en.wikipedia.org/wiki/Democracy_Monument

B… Bangkok

Democracy Monument, Bangkok, Thailand
by Aiden McRae Thompson

Deco mixed in with traditional Thai design elements.

From Flickr:

The Democracy Monument was erected in 1939 to commemorate the Siamise coup d’etat that ushered in initial military rule along with the present constitutional system of monarchy. There are thus references to the military in the four wing like structures surrounding the centrepiece and the relief sculptures at their bases.

The monument is an attractive late flowering of the Art Deco style and was a symbol of the country’s desire for modernisation. The very much 20th century forms are however combined with traditional Thai elements, particularly the sculptural elements such as the gilt bronze reliefs in the central structure and Garuda and Naga sculptures at the outer corners of the monument.

en.wikipedia.org/wiki/Democracy_Monument

Filed under bangkok thailand southeast asia art deco architecture monument 1930s asian history thai history history

2 notes &

Penobscot Building

After that last batch of images, I really don’t think I will bother posting any more pictures of this one, because they were too amazing. But before we move on to some other Detroit Deco, here’s an essay from the Historic Detroit site:

Penobscot Building

BY DAN AUSTIN OF HISTORICDETROIT.ORG

The 47-story Greater Penobscot Building towers over Campus Martius, an Art Deco masterpiece that has dominated the city’s skyline for more than 80 years.

The building is named after a tribe of American Indians in New England. The name Penobscot means “the place where the rocks open out.” Simon J. Murphy, who made a fortune as a lumber baron before coming to Detroit, spent his youth working on the Penobscot River in Maine. As the nation moved west, Murphy’s lumber empire moved with it, and he settled in Detroit. When it came time to name his new building, his thoughts returned to his roots.

There are actually three Penobscot buildings.
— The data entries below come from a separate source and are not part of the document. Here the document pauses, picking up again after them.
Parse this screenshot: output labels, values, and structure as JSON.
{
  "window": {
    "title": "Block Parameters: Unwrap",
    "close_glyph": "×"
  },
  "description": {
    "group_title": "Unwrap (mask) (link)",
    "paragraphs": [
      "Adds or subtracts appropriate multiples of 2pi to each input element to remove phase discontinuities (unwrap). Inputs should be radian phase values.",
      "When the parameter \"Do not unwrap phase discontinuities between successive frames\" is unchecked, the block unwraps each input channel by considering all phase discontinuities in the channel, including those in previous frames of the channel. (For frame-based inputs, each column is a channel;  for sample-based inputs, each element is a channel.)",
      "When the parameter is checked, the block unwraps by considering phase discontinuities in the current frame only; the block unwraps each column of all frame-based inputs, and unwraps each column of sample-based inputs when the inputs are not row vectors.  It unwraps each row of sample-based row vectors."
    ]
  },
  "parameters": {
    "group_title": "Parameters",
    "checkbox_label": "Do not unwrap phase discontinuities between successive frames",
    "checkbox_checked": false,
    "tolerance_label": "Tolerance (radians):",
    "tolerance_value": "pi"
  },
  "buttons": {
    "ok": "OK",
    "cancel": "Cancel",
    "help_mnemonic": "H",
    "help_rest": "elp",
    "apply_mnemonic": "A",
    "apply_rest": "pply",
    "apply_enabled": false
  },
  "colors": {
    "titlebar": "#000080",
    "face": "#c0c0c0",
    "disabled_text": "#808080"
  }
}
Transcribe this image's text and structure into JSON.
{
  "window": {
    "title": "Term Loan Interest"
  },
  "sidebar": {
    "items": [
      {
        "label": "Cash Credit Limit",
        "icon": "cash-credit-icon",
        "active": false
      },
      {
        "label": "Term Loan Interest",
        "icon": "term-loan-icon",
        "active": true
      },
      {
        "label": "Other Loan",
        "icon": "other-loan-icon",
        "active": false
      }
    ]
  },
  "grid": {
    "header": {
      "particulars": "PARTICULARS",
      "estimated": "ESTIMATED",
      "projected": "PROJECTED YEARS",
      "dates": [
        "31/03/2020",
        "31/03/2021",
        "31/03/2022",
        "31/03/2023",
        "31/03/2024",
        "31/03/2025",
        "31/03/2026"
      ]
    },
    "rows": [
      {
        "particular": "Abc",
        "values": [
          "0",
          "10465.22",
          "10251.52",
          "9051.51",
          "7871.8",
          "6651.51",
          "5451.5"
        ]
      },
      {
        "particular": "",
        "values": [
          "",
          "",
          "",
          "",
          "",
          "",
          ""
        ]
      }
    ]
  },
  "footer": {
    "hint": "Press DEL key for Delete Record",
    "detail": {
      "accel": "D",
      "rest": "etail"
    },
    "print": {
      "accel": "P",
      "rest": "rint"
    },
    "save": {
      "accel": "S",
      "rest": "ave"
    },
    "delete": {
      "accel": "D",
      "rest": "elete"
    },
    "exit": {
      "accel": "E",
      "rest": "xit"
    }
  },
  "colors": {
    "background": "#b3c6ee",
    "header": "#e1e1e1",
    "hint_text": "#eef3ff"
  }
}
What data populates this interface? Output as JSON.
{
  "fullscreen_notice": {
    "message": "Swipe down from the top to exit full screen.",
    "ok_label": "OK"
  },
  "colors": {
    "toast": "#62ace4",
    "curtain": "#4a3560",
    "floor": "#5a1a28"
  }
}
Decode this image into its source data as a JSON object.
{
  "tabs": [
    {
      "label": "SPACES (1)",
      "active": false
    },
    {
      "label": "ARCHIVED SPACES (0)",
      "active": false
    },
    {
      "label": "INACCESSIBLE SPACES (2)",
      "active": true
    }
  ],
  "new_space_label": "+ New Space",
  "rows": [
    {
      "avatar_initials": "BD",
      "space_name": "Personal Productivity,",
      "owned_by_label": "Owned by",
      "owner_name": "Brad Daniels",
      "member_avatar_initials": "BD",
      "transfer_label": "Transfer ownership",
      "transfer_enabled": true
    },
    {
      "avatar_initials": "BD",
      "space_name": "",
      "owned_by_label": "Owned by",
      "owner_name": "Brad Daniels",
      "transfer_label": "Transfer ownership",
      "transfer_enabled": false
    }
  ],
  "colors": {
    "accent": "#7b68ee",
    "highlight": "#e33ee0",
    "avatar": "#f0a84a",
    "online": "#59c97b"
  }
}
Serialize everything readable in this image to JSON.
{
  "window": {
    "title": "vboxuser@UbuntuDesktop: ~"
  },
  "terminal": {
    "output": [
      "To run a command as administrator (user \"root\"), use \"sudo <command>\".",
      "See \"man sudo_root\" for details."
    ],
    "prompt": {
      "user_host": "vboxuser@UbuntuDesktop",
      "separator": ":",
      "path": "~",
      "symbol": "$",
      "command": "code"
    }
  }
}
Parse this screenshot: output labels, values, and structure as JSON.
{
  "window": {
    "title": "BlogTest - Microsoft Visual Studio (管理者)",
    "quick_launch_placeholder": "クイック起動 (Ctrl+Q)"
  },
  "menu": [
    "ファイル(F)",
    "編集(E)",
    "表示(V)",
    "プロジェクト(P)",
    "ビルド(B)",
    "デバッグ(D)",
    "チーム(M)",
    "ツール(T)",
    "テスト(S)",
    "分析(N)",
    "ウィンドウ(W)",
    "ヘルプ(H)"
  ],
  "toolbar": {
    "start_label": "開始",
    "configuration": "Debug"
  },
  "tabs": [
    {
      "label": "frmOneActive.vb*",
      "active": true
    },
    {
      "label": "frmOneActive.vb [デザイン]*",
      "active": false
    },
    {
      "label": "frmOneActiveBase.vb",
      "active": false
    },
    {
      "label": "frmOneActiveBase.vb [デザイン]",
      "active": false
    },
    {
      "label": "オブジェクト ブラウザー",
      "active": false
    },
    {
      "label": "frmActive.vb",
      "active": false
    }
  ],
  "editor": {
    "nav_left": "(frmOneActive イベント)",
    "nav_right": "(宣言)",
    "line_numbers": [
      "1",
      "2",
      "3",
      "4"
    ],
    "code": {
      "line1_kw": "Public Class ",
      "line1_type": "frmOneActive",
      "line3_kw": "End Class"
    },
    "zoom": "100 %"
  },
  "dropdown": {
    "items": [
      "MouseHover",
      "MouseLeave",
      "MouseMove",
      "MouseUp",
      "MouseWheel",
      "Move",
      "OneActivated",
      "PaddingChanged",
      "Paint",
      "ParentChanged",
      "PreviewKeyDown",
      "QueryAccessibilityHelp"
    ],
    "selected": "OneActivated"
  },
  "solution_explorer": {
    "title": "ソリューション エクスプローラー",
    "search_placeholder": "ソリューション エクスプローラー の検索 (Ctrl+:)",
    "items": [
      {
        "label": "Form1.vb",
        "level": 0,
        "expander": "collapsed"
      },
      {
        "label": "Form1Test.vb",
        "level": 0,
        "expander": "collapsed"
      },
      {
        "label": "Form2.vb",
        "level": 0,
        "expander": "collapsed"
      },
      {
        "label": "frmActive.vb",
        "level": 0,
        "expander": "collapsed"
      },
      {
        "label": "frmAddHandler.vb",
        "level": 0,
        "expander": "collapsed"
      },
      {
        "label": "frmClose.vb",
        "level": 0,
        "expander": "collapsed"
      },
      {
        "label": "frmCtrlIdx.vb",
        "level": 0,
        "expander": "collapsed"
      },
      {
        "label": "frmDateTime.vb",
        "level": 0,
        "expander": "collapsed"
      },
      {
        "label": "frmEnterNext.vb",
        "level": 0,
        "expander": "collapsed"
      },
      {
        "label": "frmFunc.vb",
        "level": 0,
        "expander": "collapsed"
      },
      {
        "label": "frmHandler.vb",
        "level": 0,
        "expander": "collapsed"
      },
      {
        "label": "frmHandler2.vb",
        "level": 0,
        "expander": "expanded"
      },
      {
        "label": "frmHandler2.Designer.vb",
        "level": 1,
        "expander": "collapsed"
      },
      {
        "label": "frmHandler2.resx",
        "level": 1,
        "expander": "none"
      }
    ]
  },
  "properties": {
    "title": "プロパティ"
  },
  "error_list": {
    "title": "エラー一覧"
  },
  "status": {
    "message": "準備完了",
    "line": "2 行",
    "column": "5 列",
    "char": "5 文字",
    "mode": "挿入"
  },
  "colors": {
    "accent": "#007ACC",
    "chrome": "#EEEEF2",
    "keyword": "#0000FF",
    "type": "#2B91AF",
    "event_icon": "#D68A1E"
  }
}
The first is the 13-story building Murphy erected in 1903. It was joined by a 24-story tower in 1916. The third, the 47-story tower known as the Greater Penobscot, was built at a cost of $5 million.

The Penobscot was the eighth-tallest building in the world when it opened in October 1928, and was the fourth tallest in the United States. At about 567 feet, it was the tallest building in Detroit until 1977, when it was surpassed by the 729-foot Renaissance Center. It is now the city’s third-tallest, also having been overshadowed in 1993 by Comerica Tower, which stands about 623 feet tall.

There is an urban legend that the building’s 100-foot tower with its winking red orb was once used as a port for a dirigible. In truth, it was simply an aviation beacon. These days, the tower and its blinking red light are simply for decoration. The orb, which is 12 feet in diameter, was first turned on when the building opened 79 years ago and can be seen 40 miles away.

The building has not been without controversy over its eight decades. For example, those are indeed swastikas adorning the exterior of the Penobscot, but they weren’t put there by Nazis. The swastikas are part of the building’s American Indian motif and symbolize sun worship. Suggestions during World War II to get rid of them were discarded. The swastikas on the Penobscot also are angled differently than those used in Nazi Germany.

Note: The bit about the swastikas being different is an example of the oft-repeated nonsense that one kind of swastika is good and another “bad.” In fact swastikas historically have pointed left and right and with many different angles and design variations. The swastika has been used all around the world and is still use (a lot) in some parts of the world, without any connection to Nazis. But often people will say “No, these swastikas are different than the Nazis” as if there’s a problem even if they are the same. More info here. (Yes, I will get off my soapbox.)

Filed under penobscot building art deco architecture detroit michigan history 1920s skyscraper swastika